* **Collected data**:
_ _ _ _
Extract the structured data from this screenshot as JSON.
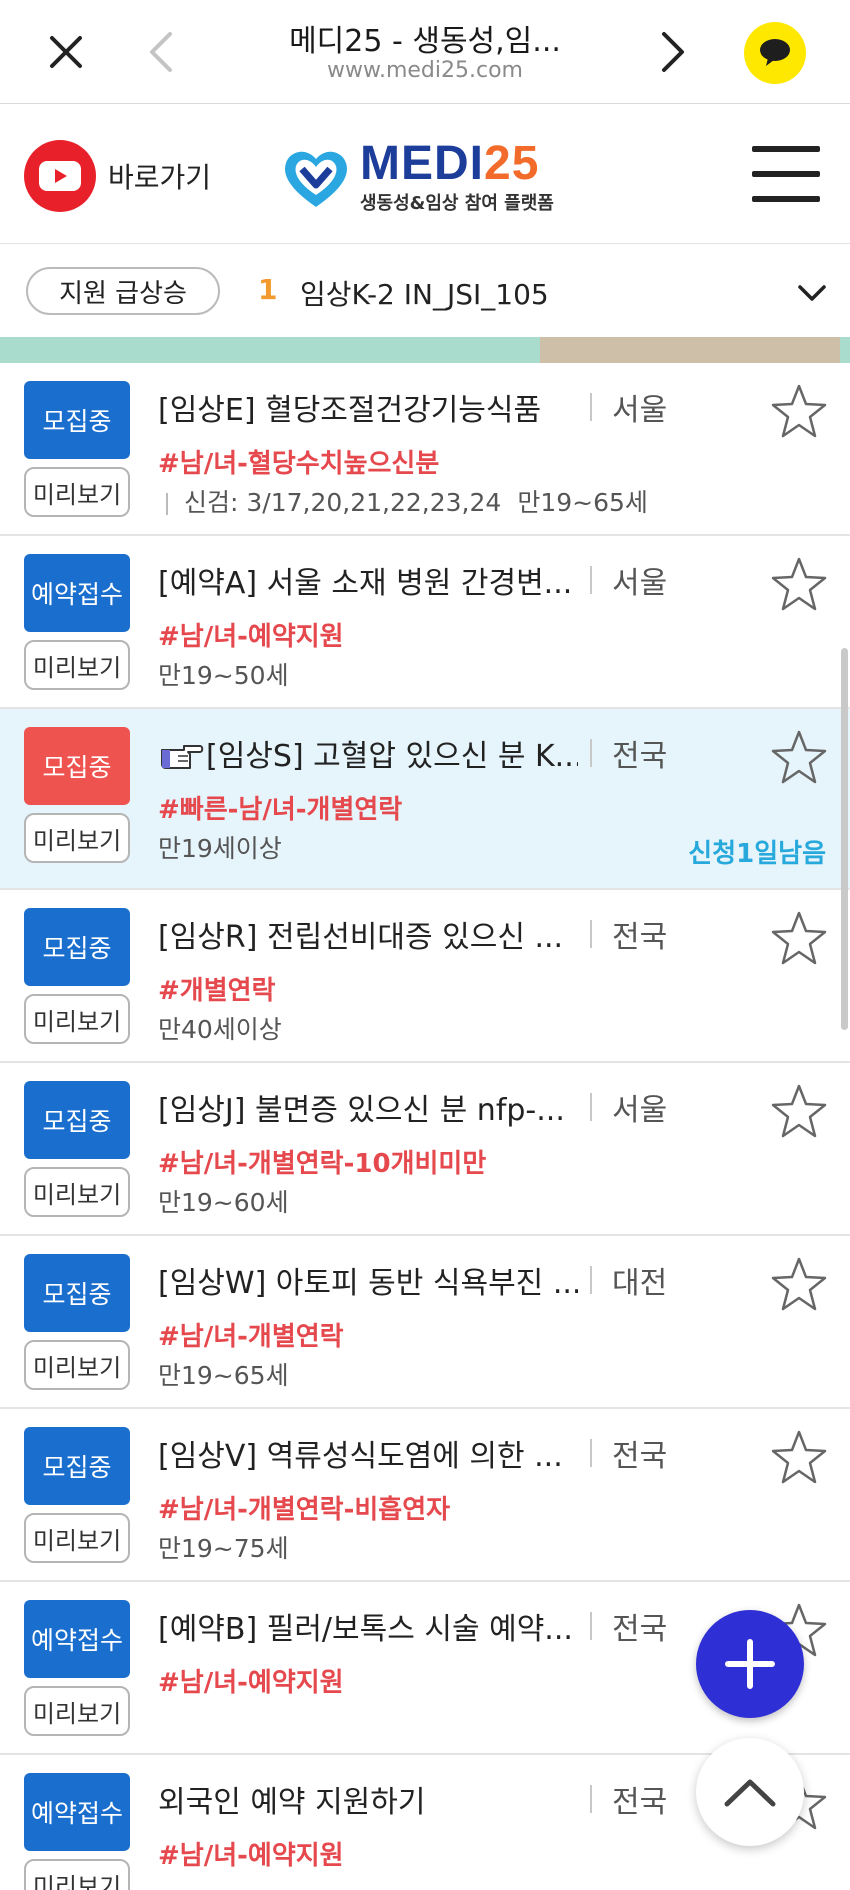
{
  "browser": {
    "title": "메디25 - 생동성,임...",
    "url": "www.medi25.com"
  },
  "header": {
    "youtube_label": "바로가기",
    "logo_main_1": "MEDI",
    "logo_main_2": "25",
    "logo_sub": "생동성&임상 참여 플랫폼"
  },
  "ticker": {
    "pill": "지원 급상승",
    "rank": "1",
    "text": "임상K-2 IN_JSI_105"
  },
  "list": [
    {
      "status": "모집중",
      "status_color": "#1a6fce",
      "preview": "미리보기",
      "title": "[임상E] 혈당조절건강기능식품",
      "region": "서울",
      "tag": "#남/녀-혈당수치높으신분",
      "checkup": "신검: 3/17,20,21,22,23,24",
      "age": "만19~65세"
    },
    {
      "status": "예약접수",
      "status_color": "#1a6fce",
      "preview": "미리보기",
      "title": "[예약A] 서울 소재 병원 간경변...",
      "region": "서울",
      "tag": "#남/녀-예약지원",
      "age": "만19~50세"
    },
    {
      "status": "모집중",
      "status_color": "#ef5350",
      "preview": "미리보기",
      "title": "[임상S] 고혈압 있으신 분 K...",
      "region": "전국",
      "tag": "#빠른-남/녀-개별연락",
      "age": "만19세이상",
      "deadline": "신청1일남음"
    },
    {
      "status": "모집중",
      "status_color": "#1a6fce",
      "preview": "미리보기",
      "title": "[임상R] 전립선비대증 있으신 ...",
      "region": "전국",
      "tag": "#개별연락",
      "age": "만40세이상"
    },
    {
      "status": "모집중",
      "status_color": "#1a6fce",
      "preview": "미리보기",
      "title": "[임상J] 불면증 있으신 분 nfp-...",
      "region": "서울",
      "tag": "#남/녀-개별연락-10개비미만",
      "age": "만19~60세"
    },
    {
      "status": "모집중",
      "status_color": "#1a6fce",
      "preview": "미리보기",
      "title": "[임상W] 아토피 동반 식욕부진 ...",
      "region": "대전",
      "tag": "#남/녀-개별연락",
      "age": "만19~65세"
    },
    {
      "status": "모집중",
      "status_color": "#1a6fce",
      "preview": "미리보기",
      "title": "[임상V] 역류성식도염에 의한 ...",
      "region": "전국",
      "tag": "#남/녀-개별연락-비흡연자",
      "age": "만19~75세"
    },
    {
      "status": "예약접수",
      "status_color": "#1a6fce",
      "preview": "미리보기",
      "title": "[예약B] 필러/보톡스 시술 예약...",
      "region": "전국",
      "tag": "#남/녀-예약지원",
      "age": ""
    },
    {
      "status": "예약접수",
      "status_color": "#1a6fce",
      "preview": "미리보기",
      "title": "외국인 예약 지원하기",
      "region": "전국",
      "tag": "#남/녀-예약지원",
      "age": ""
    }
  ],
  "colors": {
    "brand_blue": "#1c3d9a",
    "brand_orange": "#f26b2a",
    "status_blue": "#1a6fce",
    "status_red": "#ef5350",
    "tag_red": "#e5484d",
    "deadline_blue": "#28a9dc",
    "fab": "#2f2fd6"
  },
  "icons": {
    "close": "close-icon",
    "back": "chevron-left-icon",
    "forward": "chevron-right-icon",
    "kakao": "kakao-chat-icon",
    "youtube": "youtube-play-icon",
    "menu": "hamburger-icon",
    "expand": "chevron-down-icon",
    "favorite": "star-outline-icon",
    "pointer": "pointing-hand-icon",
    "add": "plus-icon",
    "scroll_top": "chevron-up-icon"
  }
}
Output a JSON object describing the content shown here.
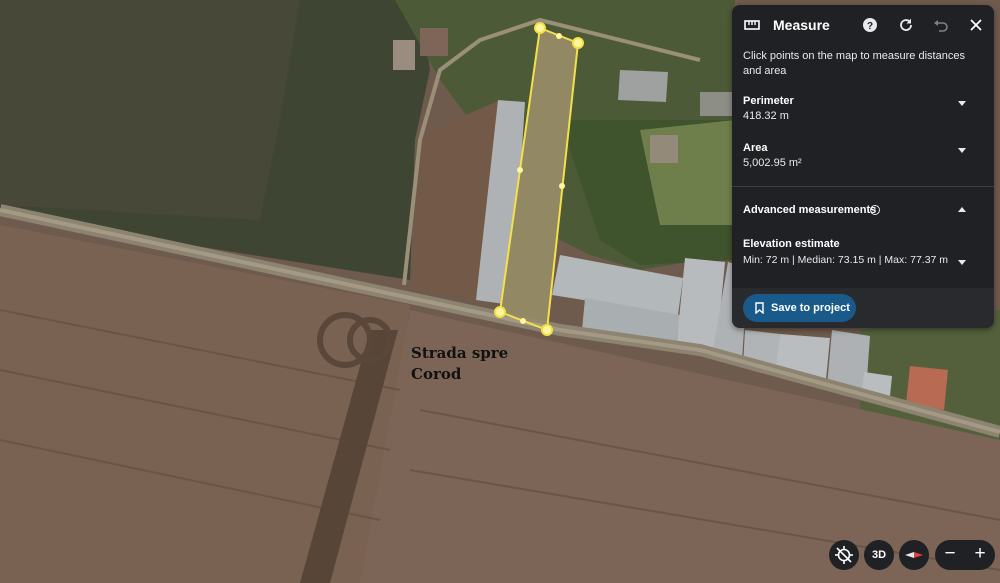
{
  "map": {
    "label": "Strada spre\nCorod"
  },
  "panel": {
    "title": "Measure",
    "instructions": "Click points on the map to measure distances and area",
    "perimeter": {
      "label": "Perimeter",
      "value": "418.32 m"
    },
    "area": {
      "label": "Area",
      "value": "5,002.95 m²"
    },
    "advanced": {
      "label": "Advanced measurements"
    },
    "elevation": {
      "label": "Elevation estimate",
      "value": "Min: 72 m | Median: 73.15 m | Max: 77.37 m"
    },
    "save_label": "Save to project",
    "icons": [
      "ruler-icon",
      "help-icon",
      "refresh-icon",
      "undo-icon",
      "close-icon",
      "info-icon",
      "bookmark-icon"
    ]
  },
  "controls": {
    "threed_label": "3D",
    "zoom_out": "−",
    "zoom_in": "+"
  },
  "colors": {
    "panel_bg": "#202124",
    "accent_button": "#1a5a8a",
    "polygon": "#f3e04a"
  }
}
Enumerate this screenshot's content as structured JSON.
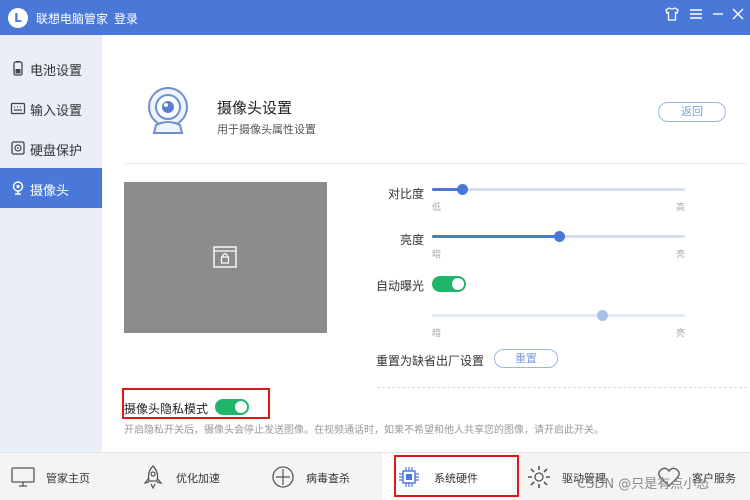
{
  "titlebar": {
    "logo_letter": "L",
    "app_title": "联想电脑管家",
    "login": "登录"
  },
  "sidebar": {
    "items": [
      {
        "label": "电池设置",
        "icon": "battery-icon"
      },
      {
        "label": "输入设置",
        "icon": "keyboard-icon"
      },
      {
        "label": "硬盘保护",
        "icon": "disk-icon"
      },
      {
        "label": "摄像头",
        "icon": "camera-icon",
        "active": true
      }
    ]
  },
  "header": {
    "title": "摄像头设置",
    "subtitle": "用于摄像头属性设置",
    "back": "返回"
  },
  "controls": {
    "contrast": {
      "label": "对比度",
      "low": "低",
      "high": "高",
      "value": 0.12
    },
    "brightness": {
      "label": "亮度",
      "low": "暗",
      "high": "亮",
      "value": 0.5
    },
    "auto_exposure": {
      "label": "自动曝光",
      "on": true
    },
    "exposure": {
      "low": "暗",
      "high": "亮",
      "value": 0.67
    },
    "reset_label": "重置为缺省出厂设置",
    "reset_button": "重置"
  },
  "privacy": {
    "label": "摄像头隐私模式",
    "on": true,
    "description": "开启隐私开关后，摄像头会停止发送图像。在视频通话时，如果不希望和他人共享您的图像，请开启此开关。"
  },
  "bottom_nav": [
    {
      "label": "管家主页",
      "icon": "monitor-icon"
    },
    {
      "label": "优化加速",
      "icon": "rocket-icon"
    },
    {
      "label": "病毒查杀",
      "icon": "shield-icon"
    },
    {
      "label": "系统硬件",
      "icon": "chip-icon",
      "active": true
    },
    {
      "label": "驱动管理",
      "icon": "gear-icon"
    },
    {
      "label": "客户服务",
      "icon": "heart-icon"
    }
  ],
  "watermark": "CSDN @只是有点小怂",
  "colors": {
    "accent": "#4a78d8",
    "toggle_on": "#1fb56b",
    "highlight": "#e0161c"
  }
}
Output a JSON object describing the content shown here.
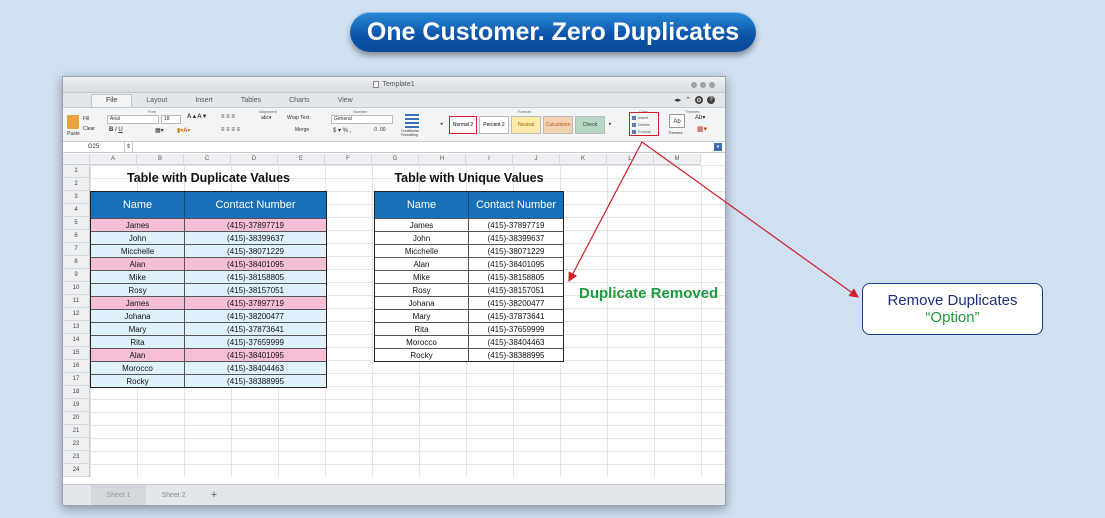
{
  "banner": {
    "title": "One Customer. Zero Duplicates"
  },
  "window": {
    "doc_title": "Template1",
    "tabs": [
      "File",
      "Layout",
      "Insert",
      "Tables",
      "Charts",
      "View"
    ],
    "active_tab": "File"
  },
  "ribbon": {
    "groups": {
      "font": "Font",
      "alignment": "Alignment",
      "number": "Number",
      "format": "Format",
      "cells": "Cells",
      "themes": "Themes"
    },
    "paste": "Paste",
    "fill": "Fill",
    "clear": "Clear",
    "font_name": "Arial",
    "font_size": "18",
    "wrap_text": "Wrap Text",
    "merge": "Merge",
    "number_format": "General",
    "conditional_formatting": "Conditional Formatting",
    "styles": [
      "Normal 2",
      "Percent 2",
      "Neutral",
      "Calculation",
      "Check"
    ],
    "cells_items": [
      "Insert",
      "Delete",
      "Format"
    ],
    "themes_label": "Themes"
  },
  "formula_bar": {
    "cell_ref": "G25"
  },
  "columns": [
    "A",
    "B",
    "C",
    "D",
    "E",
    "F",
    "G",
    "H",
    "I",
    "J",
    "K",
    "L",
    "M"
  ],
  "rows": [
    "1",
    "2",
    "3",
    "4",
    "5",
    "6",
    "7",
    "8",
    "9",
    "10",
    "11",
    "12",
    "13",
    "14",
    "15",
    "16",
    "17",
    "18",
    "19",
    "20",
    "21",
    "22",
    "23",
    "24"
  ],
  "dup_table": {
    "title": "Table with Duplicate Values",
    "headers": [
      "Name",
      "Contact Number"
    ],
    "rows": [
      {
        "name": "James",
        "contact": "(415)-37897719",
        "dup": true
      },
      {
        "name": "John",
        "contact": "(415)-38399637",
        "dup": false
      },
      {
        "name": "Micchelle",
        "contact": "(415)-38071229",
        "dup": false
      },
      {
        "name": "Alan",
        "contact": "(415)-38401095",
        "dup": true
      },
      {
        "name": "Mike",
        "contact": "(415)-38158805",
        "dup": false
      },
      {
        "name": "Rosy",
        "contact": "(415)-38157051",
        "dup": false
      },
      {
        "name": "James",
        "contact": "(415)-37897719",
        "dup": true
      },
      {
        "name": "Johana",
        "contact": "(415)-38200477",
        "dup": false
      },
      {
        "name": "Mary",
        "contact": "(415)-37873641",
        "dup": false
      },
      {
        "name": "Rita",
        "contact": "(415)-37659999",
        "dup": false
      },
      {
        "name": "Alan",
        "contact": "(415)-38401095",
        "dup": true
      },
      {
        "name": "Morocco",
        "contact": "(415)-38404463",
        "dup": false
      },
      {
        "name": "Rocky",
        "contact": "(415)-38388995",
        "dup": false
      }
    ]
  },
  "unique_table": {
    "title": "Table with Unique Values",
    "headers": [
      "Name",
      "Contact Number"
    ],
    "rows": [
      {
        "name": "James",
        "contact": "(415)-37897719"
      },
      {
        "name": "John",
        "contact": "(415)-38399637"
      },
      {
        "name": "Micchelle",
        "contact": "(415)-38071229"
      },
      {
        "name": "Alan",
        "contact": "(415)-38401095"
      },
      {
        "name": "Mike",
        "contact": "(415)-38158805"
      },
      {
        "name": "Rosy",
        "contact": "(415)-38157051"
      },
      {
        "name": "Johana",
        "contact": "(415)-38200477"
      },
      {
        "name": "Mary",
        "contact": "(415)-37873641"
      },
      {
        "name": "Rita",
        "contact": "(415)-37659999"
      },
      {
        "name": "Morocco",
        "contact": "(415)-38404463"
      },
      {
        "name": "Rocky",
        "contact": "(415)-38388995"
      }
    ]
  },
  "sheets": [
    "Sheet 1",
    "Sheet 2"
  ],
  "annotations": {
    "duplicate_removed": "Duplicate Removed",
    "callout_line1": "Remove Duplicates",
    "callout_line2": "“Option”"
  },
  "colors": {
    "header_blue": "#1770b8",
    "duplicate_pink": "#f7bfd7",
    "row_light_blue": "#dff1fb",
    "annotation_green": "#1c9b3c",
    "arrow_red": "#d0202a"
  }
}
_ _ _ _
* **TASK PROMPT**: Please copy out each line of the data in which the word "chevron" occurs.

* **RESULT FOR THIS TASK**:
    "back": "chevron-left-icon",
    "forward": "chevron-right-icon",
    "expand": "chevron-down-icon",
    "scroll_top": "chevron-up-icon"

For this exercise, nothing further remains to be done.